Mark Stevens is a Principal Program Manager on Microsoft’s Advanced Autonomy and Applied Robotics team, supporting commercial and government customers. Mark has over 30 years of experience in robotics and advanced network solutions and enjoyed a successful career at Oceaneering as Digital Innovation Director before joining Microsoft. During his tenure at Oceaneering, he worked on projects related to the BP Macondo incident and subsequently developed industry standards for subsea communications and remote operations. Mark is passionate about ocean and aviation-related robotics, cloud technologies, and safe operations in harsh environments. He holds a master’s degree in Aeronautics from Embry-Riddle University.
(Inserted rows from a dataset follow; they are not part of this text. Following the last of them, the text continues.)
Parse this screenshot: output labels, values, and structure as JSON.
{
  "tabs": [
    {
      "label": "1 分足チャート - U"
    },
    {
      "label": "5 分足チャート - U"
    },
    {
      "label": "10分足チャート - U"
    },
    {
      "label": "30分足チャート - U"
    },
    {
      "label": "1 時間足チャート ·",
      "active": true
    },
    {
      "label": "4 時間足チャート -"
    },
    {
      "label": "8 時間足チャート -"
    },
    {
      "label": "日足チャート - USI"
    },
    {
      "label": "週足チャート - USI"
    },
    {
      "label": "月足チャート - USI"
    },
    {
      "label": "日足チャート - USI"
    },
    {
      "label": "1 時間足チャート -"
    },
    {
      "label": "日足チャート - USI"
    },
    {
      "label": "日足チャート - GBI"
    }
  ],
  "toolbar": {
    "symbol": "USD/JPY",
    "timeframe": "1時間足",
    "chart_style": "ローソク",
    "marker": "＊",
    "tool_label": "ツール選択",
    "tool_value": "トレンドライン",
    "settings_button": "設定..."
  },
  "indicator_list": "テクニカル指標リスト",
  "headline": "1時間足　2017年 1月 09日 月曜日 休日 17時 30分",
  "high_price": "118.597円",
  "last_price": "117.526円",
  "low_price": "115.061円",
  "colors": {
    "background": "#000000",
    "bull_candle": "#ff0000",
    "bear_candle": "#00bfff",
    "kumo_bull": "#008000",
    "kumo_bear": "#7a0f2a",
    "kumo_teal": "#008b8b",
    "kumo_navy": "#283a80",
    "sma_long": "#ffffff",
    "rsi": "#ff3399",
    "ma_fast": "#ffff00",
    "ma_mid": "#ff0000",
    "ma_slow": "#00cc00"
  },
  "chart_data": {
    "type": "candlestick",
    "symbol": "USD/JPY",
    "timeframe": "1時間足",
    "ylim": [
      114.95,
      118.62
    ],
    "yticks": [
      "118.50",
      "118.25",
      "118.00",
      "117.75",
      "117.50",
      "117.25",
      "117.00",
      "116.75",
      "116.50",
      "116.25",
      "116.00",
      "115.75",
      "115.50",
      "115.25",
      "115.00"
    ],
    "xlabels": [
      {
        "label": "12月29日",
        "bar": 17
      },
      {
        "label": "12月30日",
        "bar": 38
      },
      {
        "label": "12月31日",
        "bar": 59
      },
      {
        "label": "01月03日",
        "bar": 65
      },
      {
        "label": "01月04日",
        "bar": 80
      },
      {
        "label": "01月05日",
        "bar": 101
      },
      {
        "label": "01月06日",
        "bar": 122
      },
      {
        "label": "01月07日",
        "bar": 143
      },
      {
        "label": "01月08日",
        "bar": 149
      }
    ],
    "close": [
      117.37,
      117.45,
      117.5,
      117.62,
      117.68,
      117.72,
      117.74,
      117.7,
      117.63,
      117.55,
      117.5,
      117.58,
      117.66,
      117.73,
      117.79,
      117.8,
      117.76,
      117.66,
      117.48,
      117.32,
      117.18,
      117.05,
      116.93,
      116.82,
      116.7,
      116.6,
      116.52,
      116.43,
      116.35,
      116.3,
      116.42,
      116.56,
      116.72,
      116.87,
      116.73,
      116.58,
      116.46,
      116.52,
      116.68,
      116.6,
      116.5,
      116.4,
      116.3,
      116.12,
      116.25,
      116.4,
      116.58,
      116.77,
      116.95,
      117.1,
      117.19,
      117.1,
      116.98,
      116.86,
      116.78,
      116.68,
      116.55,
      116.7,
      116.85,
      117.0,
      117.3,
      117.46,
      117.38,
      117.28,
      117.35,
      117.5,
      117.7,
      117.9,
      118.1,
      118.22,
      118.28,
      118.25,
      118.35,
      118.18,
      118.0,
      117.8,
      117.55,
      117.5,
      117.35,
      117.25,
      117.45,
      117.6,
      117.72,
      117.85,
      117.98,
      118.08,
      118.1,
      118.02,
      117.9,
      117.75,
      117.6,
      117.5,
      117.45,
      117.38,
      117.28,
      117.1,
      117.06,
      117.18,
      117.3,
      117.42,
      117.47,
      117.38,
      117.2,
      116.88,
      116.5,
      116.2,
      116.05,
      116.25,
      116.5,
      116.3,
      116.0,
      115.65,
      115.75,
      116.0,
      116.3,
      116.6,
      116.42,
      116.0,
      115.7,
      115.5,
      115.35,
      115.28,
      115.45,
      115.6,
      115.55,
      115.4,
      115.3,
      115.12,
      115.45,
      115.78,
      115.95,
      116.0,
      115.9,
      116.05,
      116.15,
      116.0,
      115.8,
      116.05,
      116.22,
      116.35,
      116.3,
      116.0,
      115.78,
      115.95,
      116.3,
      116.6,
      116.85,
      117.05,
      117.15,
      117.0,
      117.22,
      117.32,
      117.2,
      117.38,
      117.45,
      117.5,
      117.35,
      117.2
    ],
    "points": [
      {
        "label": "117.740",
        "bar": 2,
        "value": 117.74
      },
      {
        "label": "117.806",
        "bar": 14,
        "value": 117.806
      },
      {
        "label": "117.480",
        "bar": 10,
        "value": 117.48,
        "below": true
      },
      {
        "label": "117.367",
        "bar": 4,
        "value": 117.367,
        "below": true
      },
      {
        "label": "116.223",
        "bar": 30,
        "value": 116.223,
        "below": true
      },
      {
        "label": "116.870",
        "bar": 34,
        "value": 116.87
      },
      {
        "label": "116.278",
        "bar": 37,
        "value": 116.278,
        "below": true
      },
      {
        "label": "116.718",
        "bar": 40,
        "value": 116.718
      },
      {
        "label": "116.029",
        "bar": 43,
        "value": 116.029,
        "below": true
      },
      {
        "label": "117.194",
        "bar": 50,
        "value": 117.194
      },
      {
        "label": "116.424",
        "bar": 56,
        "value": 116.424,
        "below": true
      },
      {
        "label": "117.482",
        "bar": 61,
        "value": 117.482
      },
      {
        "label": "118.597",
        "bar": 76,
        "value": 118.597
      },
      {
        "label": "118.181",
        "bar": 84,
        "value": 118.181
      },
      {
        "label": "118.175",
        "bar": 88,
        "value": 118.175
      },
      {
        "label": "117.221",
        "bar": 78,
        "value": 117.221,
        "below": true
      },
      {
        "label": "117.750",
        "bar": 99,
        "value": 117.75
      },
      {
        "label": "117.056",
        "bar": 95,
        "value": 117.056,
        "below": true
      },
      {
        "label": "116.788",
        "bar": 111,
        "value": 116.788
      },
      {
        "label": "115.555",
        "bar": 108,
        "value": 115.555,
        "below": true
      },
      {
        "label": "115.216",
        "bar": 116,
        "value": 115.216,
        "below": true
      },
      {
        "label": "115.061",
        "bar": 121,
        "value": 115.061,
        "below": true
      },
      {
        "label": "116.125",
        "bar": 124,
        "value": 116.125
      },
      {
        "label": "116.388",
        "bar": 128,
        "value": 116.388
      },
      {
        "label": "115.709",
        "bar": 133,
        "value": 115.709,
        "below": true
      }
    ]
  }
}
Company page Since our founding in the early 1960s, Oceaneering has expanded and grown globally to service several industries such as the offshore energy industry, defense, entertainment, material handling, aerospace, science, and renewable energy industries. In 1964, Mike Hughes and Johnny Johnson formed a Gulf of Mexico diving company called World Wide Divers. The company grew in response to increasing demand for their services and in 1969 merged with two other diving companies to form Oceaneering International, Inc. To solve the toughest challenges, we do things differently, creatively, and smarter. As your trusted partner, our unmatched experience and truly innovative portfolio of technologies and solutions give us the flexibility to adapt and evolve, regardless of market conditions. Our mission is to solve the unsolvable. We thrive by creating industry-changing technically creative solutions for the most complex operational challenges under water, on land, and in space. Our five core values establish a common culture and demonstrate what is most important for us as a company. Since the beginning, the company has transformed from a small regional diving company into a global provider of engineered products and services. Today, we develop products and services for use throughout the lifecycle of an offshore oilfield, from drilling to decommissioning. We operate the world's premier fleet of work class ROVs. Additionally, we are a leader in offshore oilfield maintenance services, umbilicals, subsea hardware, and tooling. We also serve the aerospace, defense, and theme park industries. Underpinning everything we do, safety is not only the foundation of our core values, but it is vital to our unmatched performance record and company culture. The industries we serve are as diverse as they are complex. Whether we are engineering deepwater umbilicals or developing robotics for aerospace applications, the safety and health of our employees, vendors, and customers is an integral part of our day-to-day business. If we are working, then our responsibility is to be working safely. Since our inception in 1964, we have placed a high value on employee safety—from diving services and subsea inspection to vessel-based installation operations. We have and will continue to evolve not only our health, safety, and environmental (HSE) processes, but those of the industries in which we work. Although we have been fatality-free since 1999, our HSE journey goes beyond statistics. As our portfolio of services has grown, we have continued to prioritize and advance our approach to HSE.